[Data records]
▼
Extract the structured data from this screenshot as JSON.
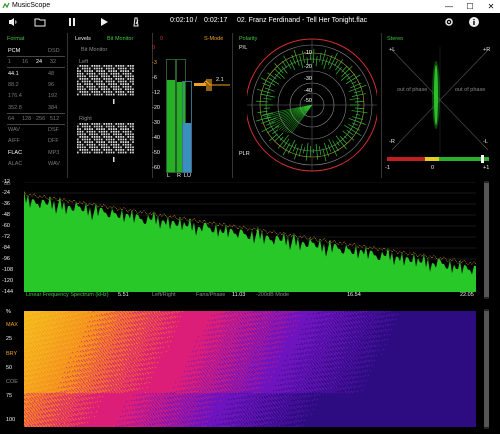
{
  "window": {
    "title": "MusicScope",
    "minimize": "—",
    "maximize": "☐",
    "close": "✕"
  },
  "toolbar": {
    "elapsed": "0:02:10",
    "divider": "/",
    "total": "0:02:17",
    "track": "02. Franz Ferdinand - Tell Her Tonight.flac"
  },
  "format": {
    "title": "Format",
    "rows": [
      [
        "PCM",
        "DSD"
      ],
      [
        "1",
        "16",
        "24",
        "32"
      ],
      [
        "44.1",
        "48"
      ],
      [
        "88.2",
        "96"
      ],
      [
        "176.4",
        "192"
      ],
      [
        "352.8",
        "384"
      ],
      [
        "64",
        "128",
        "256",
        "512"
      ],
      [
        "WAV",
        "DSF"
      ],
      [
        "AIFF",
        "DFF"
      ],
      [
        "FLAC",
        "MP3"
      ],
      [
        "ALAC",
        "WAV"
      ]
    ]
  },
  "levels": {
    "title": "Levels",
    "mode": "Bit Monitor",
    "sub": "Bit Monitor",
    "left": "Left",
    "right": "Right"
  },
  "meter": {
    "peak_label": "S-Mode",
    "top_value": "0",
    "side_value": "2.1",
    "scale": [
      "0",
      "-3",
      "-6",
      "-12",
      "-20",
      "-30",
      "-40",
      "-50",
      "-60"
    ],
    "channel_labels": [
      "L",
      "R",
      "LU"
    ],
    "left_level": 0.82,
    "right_level": 0.8,
    "lufs_level": 0.55
  },
  "polarity": {
    "title": "Polarity",
    "pl_label": "P/L",
    "plr_label": "PLR",
    "rings": [
      "-10",
      "-20",
      "-30",
      "-40",
      "-50"
    ]
  },
  "stereo": {
    "title": "Stereo",
    "plus_l": "+L",
    "plus_r": "+R",
    "minus_l": "-R",
    "minus_r": "-L",
    "out_of_phase_left": "out of phase",
    "out_of_phase_right": "out of phase",
    "scale_left": "-1",
    "scale_mid": "0",
    "scale_right": "+1"
  },
  "spectrum": {
    "ylabel": "dB",
    "ticks": [
      "-12",
      "-24",
      "-36",
      "-48",
      "-60",
      "-72",
      "-84",
      "-96",
      "-108",
      "-120",
      "-144"
    ],
    "mode_label": "Linear Frequency Spectrum (kHz)",
    "channel_mode": "Left/Right",
    "fp_mode": "Fans/Phase",
    "level_mode": "-200dB Mode",
    "xticks": [
      "5.51",
      "11.03",
      "16.54",
      "22.05"
    ],
    "colors": {
      "fill": "#28c828",
      "peak": "#e0a030"
    }
  },
  "spectrogram": {
    "ticks": [
      "%",
      "MAX",
      "25",
      "BRY",
      "50",
      "COE",
      "75",
      "100"
    ],
    "colors": {
      "hot": "#f5a01a",
      "mid": "#e0207a",
      "cool": "#5a18c0",
      "cold": "#2a0a80"
    }
  }
}
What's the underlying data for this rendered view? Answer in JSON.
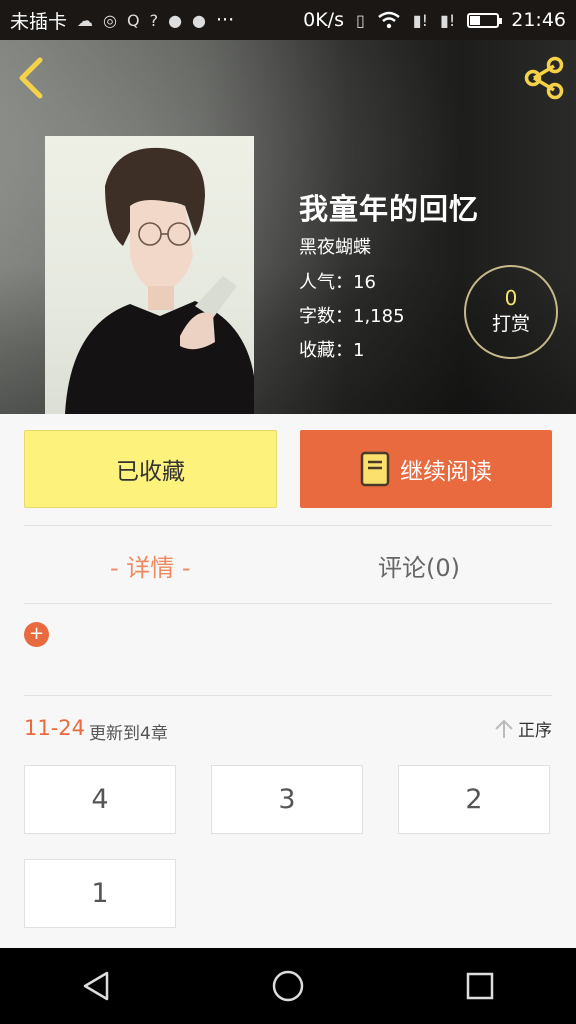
{
  "status_bar": {
    "carrier": "未插卡",
    "speed": "0K/s",
    "time": "21:46",
    "more": "···"
  },
  "book": {
    "title": "我童年的回忆",
    "author": "黑夜蝴蝶",
    "popularity": "人气：16",
    "word_count": "字数：1,185",
    "favorites": "收藏：1"
  },
  "tip": {
    "count": "0",
    "label": "打赏"
  },
  "actions": {
    "favorited_label": "已收藏",
    "continue_label": "继续阅读"
  },
  "tabs": {
    "details": "- 详情 -",
    "comments": "评论(0)"
  },
  "expand": {
    "symbol": "+"
  },
  "updates": {
    "range": "11-24",
    "text": "更新到4章",
    "sort_label": "正序"
  },
  "chapters": [
    "4",
    "3",
    "2",
    "1"
  ],
  "colors": {
    "accent": "#e86a3e",
    "favorite_button": "#fcf27c",
    "tip_count": "#f6e46a"
  },
  "icons": [
    "back-arrow-icon",
    "share-icon",
    "book-icon",
    "sort-up-arrow-icon",
    "nav-back-icon",
    "nav-home-icon",
    "nav-recents-icon"
  ]
}
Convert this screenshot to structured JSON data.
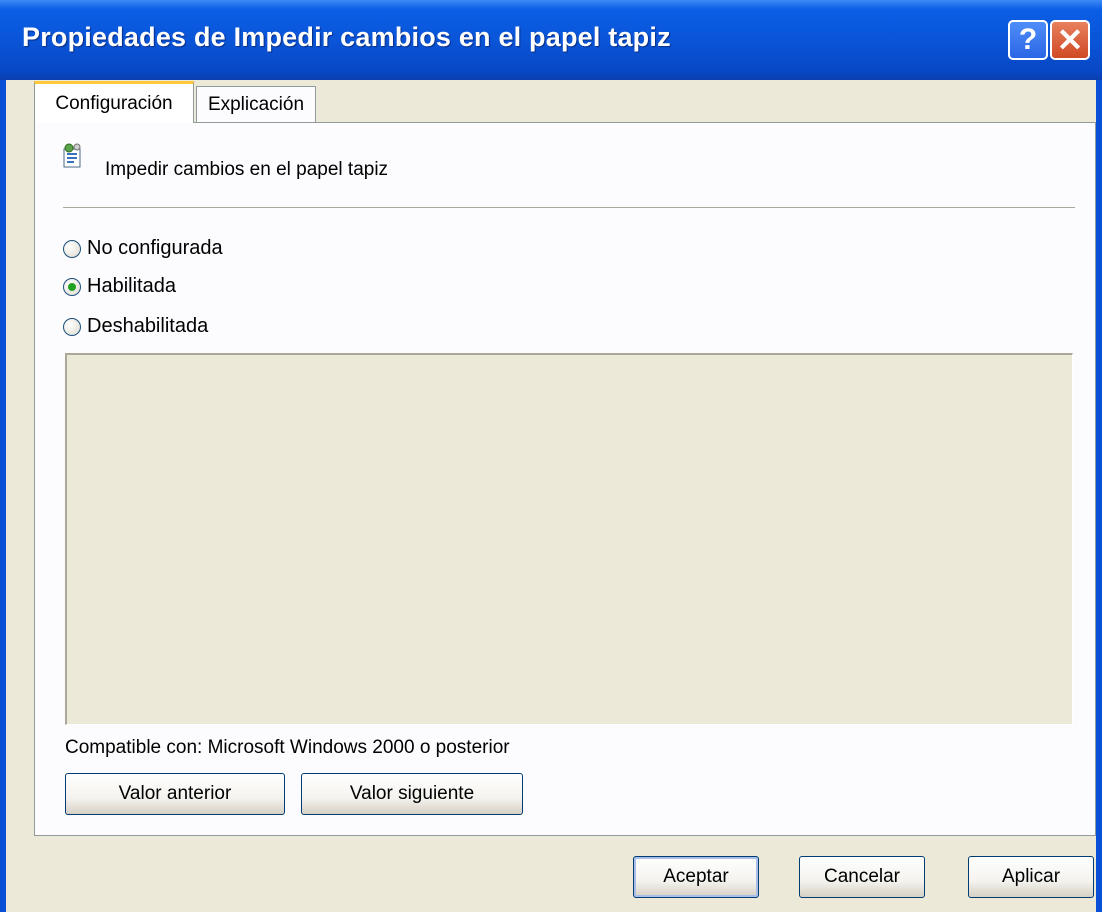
{
  "window": {
    "title": "Propiedades de Impedir cambios en el papel tapiz"
  },
  "titlebar_buttons": {
    "help": "?",
    "close": "✕"
  },
  "tabs": [
    {
      "label": "Configuración",
      "active": true
    },
    {
      "label": "Explicación",
      "active": false
    }
  ],
  "policy": {
    "icon": "policy-settings-icon",
    "name": "Impedir cambios en el papel tapiz"
  },
  "options": [
    {
      "label": "No configurada",
      "checked": false
    },
    {
      "label": "Habilitada",
      "checked": true
    },
    {
      "label": "Deshabilitada",
      "checked": false
    }
  ],
  "compatibility": "Compatible con: Microsoft Windows 2000 o posterior",
  "nav_buttons": {
    "previous": "Valor anterior",
    "next": "Valor siguiente"
  },
  "dialog_buttons": {
    "ok": "Aceptar",
    "cancel": "Cancelar",
    "apply": "Aplicar"
  },
  "colors": {
    "titlebar": "#0a55d8",
    "window_bg": "#ece9d8",
    "tab_accent": "#ffc83c",
    "close_button": "#cf4a24",
    "radio_selected": "#21a121"
  }
}
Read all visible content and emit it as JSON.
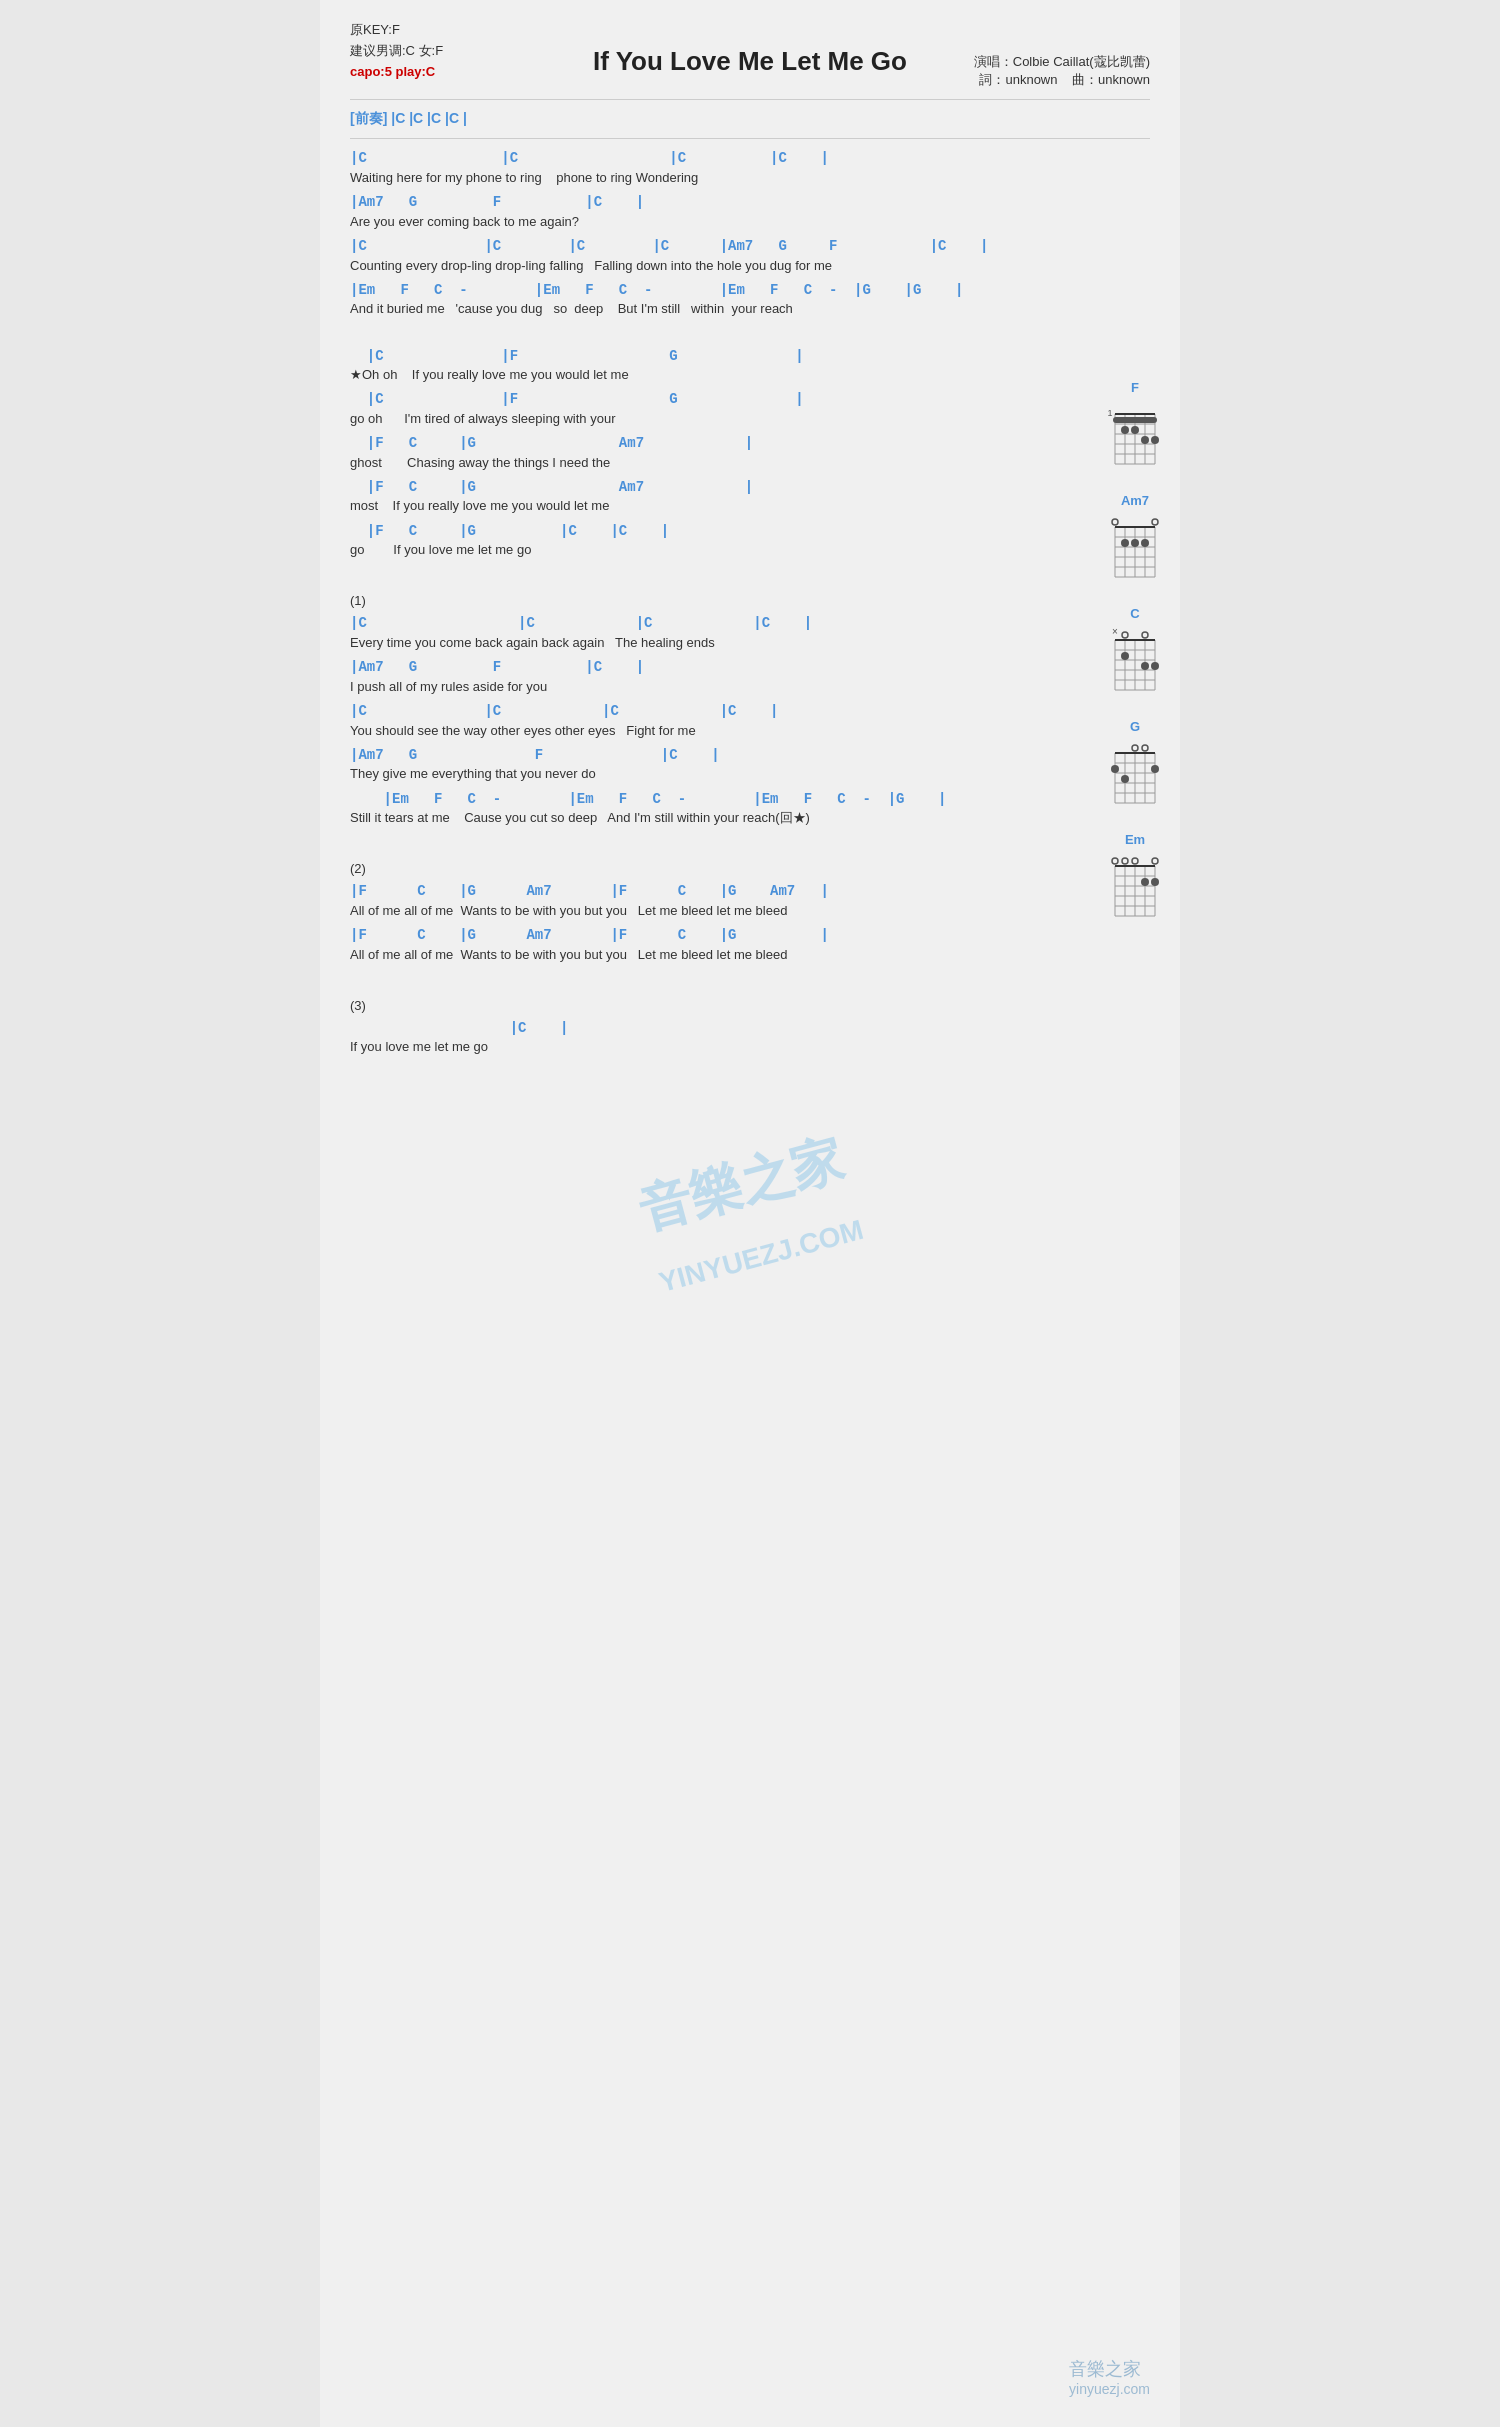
{
  "header": {
    "key": "原KEY:F",
    "suggestion": "建议男调:C 女:F",
    "capo": "capo:5 play:C",
    "title": "If You Love Me Let Me Go",
    "singer": "演唱：Colbie Caillat(蔻比凯蕾)",
    "words": "詞：unknown",
    "music": "曲：unknown"
  },
  "intro": {
    "label": "[前奏]",
    "chords": "|C  |C  |C  |C  |"
  },
  "sections": [
    {
      "id": "verse1",
      "lines": [
        {
          "type": "chord",
          "text": "|C                |C                  |C          |C    |"
        },
        {
          "type": "lyric",
          "text": "Waiting here for my phone to ring    phone to ring Wondering"
        },
        {
          "type": "chord",
          "text": "|Am7   G         F          |C    |"
        },
        {
          "type": "lyric",
          "text": "Are you ever coming back to me again?"
        },
        {
          "type": "chord",
          "text": "|C              |C        |C        |C      |Am7   G     F           |C    |"
        },
        {
          "type": "lyric",
          "text": "Counting every drop-ling drop-ling falling   Falling down into the hole you dug for me"
        },
        {
          "type": "chord",
          "text": "|Em   F   C  -        |Em   F   C  -        |Em   F   C  -  |G    |G    |"
        },
        {
          "type": "lyric",
          "text": "And it buried me   'cause you dug   so  deep    But I'm still   within  your reach"
        }
      ]
    },
    {
      "id": "chorus",
      "lines": [
        {
          "type": "chord",
          "text": "  |C              |F                  G              |"
        },
        {
          "type": "lyric",
          "text": "★Oh oh    If you really love me you would let me"
        },
        {
          "type": "chord",
          "text": "  |C              |F                  G              |"
        },
        {
          "type": "lyric",
          "text": "go oh      I'm tired of always sleeping with your"
        },
        {
          "type": "chord",
          "text": "  |F   C     |G                 Am7            |"
        },
        {
          "type": "lyric",
          "text": "ghost       Chasing away the things I need the"
        },
        {
          "type": "chord",
          "text": "  |F   C     |G                 Am7            |"
        },
        {
          "type": "lyric",
          "text": "most    If you really love me you would let me"
        },
        {
          "type": "chord",
          "text": "  |F   C     |G          |C    |C    |"
        },
        {
          "type": "lyric",
          "text": "go        If you love me let me go"
        }
      ]
    },
    {
      "id": "section1",
      "marker": "(1)",
      "lines": [
        {
          "type": "chord",
          "text": "|C                  |C            |C            |C    |"
        },
        {
          "type": "lyric",
          "text": "Every time you come back again back again   The healing ends"
        },
        {
          "type": "chord",
          "text": "|Am7   G         F          |C    |"
        },
        {
          "type": "lyric",
          "text": "I push all of my rules aside for you"
        },
        {
          "type": "chord",
          "text": "|C              |C            |C            |C    |"
        },
        {
          "type": "lyric",
          "text": "You should see the way other eyes other eyes   Fight for me"
        },
        {
          "type": "chord",
          "text": "|Am7   G              F              |C    |"
        },
        {
          "type": "lyric",
          "text": "They give me everything that you never do"
        },
        {
          "type": "chord",
          "text": "    |Em   F   C  -        |Em   F   C  -        |Em   F   C  -  |G    |"
        },
        {
          "type": "lyric",
          "text": "Still it tears at me    Cause you cut so deep   And I'm still within your reach(回★)"
        }
      ]
    },
    {
      "id": "section2",
      "marker": "(2)",
      "lines": [
        {
          "type": "chord",
          "text": "|F      C    |G      Am7       |F      C    |G    Am7   |"
        },
        {
          "type": "lyric",
          "text": "All of me all of me  Wants to be with you but you   Let me bleed let me bleed"
        },
        {
          "type": "chord",
          "text": "|F      C    |G      Am7       |F      C    |G          |"
        },
        {
          "type": "lyric",
          "text": "All of me all of me  Wants to be with you but you   Let me bleed let me bleed"
        }
      ]
    },
    {
      "id": "section3",
      "marker": "(3)",
      "lines": [
        {
          "type": "chord",
          "text": "                   |C    |"
        },
        {
          "type": "lyric",
          "text": "If you love me let me go"
        }
      ]
    }
  ],
  "diagrams": [
    {
      "label": "F",
      "fret_offset": 1,
      "dots": [
        [
          1,
          1
        ],
        [
          1,
          2
        ],
        [
          2,
          3
        ],
        [
          2,
          4
        ],
        [
          3,
          5
        ],
        [
          3,
          6
        ]
      ],
      "open": [],
      "muted": []
    },
    {
      "label": "Am7",
      "fret_offset": 0,
      "dots": [
        [
          2,
          2
        ],
        [
          2,
          3
        ],
        [
          2,
          4
        ]
      ],
      "open": [
        1,
        5,
        6
      ],
      "muted": []
    },
    {
      "label": "C",
      "fret_offset": 0,
      "dots": [
        [
          2,
          2
        ],
        [
          3,
          4
        ],
        [
          3,
          5
        ]
      ],
      "open": [
        1,
        3
      ],
      "muted": [
        6
      ]
    },
    {
      "label": "G",
      "fret_offset": 0,
      "dots": [
        [
          2,
          1
        ],
        [
          2,
          6
        ],
        [
          3,
          2
        ]
      ],
      "open": [
        3,
        4,
        5
      ],
      "muted": []
    },
    {
      "label": "Em",
      "fret_offset": 0,
      "dots": [
        [
          2,
          4
        ],
        [
          2,
          5
        ]
      ],
      "open": [
        1,
        2,
        3,
        6
      ],
      "muted": []
    }
  ],
  "watermark": "音樂之家",
  "watermark_url": "yinyuezj.com"
}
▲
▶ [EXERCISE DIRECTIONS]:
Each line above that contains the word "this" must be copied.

▶ [COMPLETED EXERCISE]:
Extract the structured data from this screenshot as JSON.
What's the underlying data for this rendered view? Answer in JSON.
Convert this screenshot to structured JSON data.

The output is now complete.